G’day! Byron the Quokka here, reminding you that we have a comment contest going. Our goal is 70,000 comments–with only 579 left to go.
[Editor’s note: We’re wondering if there’s an Internet outage somewhere, because we haven’t heard from any of our most prolific commenters today. We also have reports of readers’ email conking out. ]
Here I’d like to turn it over to Quokka University’s life coach, Horatio the jumping spider.
Thank you, Byron. First I’d like to say that bugs are good for you, catch as many as you can. This solves most of life’s problems. It’s always worked for me.
Anyhow, the winner of the comment contest will receive an autographed copy of Lee’s book, His Mercy Endureth Forever. If you already have it, you can hold out for the next book in the series, The Wind from Heaven, which has not yet been published but it won’t be long now.
Meanwhile, a select committee of quokkas is still working on the problem of how much tuition to charge and whether it should include a season’s pass to QU’s pick-up sticks matches.

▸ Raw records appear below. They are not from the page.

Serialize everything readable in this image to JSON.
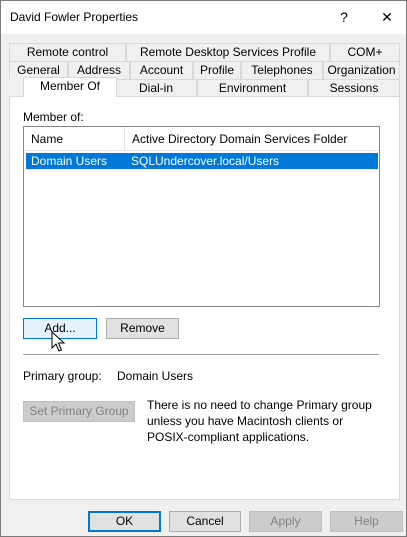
{
  "window": {
    "title": "David Fowler Properties",
    "help_glyph": "?",
    "close_glyph": "✕"
  },
  "tabs": {
    "row1": [
      "Remote control",
      "Remote Desktop Services Profile",
      "COM+"
    ],
    "row2": [
      "General",
      "Address",
      "Account",
      "Profile",
      "Telephones",
      "Organization"
    ],
    "row3": [
      "Member Of",
      "Dial-in",
      "Environment",
      "Sessions"
    ],
    "active": "Member Of"
  },
  "member_of": {
    "label": "Member of:",
    "columns": [
      "Name",
      "Active Directory Domain Services Folder"
    ],
    "rows": [
      {
        "name": "Domain Users",
        "folder": "SQLUndercover.local/Users",
        "selected": true
      }
    ]
  },
  "buttons": {
    "add": "Add...",
    "remove": "Remove",
    "set_primary_group": "Set Primary Group",
    "ok": "OK",
    "cancel": "Cancel",
    "apply": "Apply",
    "help": "Help"
  },
  "primary_group": {
    "label": "Primary group:",
    "value": "Domain Users",
    "note": "There is no need to change Primary group unless you have Macintosh clients or POSIX-compliant applications."
  },
  "colors": {
    "selection": "#0078d7",
    "dialog_bg": "#f0f0f0"
  }
}
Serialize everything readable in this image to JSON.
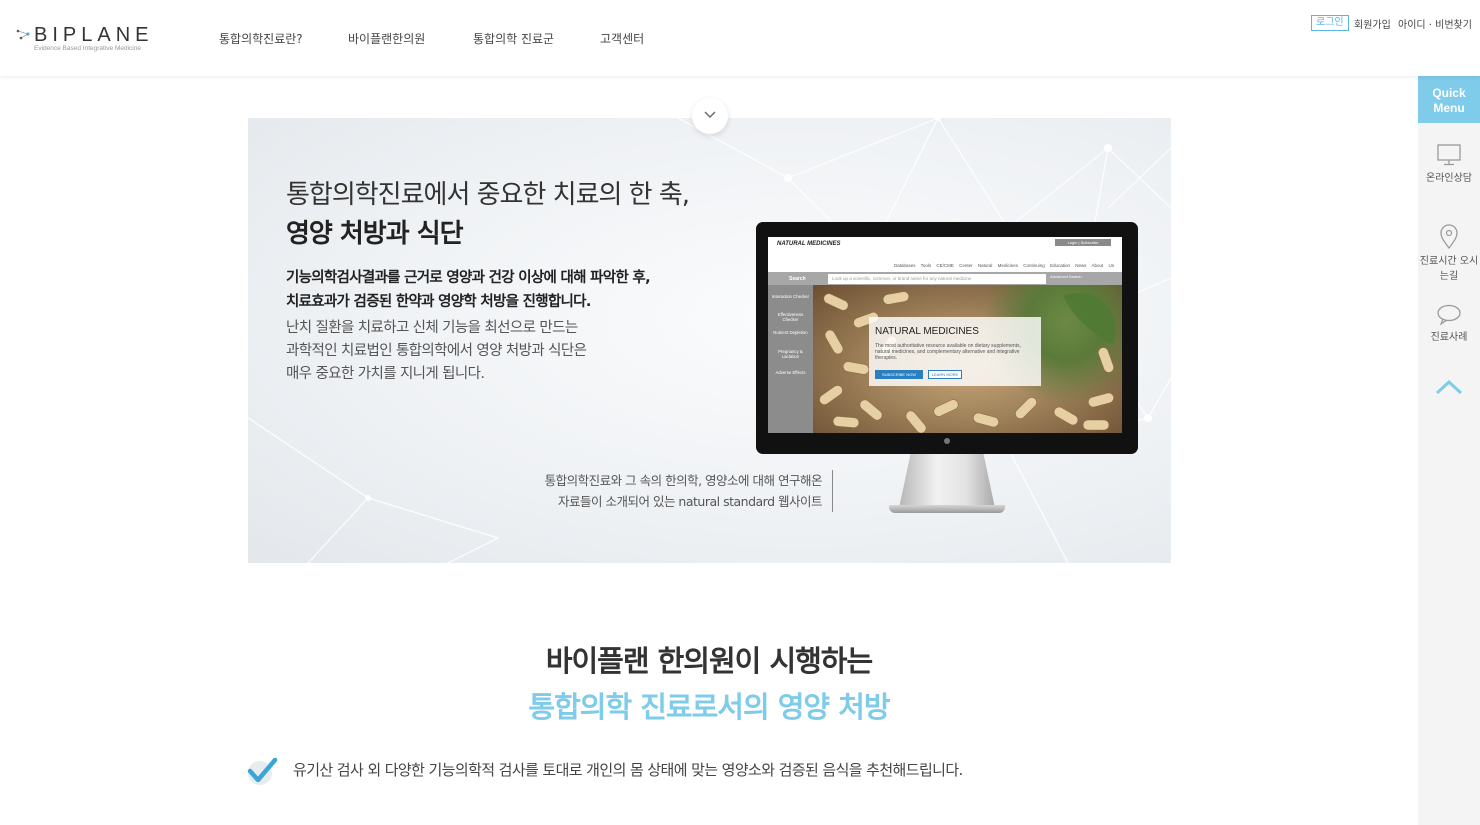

But by all means we want to read your comments! Really, what’s the point of having six eyes if you don’t have anything to read? (That’s one for the Philosophy Dept.)
Is it just us getting older, or is life really getting more complicated–more things to remember, more things to forget?
I mean, OK, sure, I hear from empty-headed liberals, “Get with it, grandpa!” Like I would even want to get with it. Their bodies may age, but their brains stay 12 years old forever.
This is an old box turtle, in the picture: you can tell by the growth rings on his shell. Instead of growth rings, we have additions to our things-to-do lists. (Ah! We just remembered to give the cat her medicine. Now we don’t have to worry about forgetting it.)
It seems, though, that there are more and more forms to fill out, more hoops to jump through–and how we ever got those things done when we were both working full-time outside the home… well, it beats me. I’m pretty sure we had no super-powers.
Is this the “when you feel old” that they used to warn you about when you were young?
A number of people have expressed confusion over whether the large salamanders called “mud puppies” really are puppies. Sometimes this leads to unsuitable gifts for small children.
Real puppies are warm and fluffy and playful. Mud puppies are cold, wet, and apt to bite really hard. There is no truth to the belief that they grow up into dogs. Mud puppies they are, and mud puppies they shall remain.
You are unlikely to find real puppies swimming around under the ice in winter. What you’d be seeing under those circumstances are almost certain to be mud puppies.
And there really is no point in trying to train them to do tricks. They don’t like it.
Dogs have a gift for joy: they really do. And it’s a cheering thing, to watch them playing in the snow. There’s even a dog in here who knows how to operate a toboggan. That’s more than can be said for some people.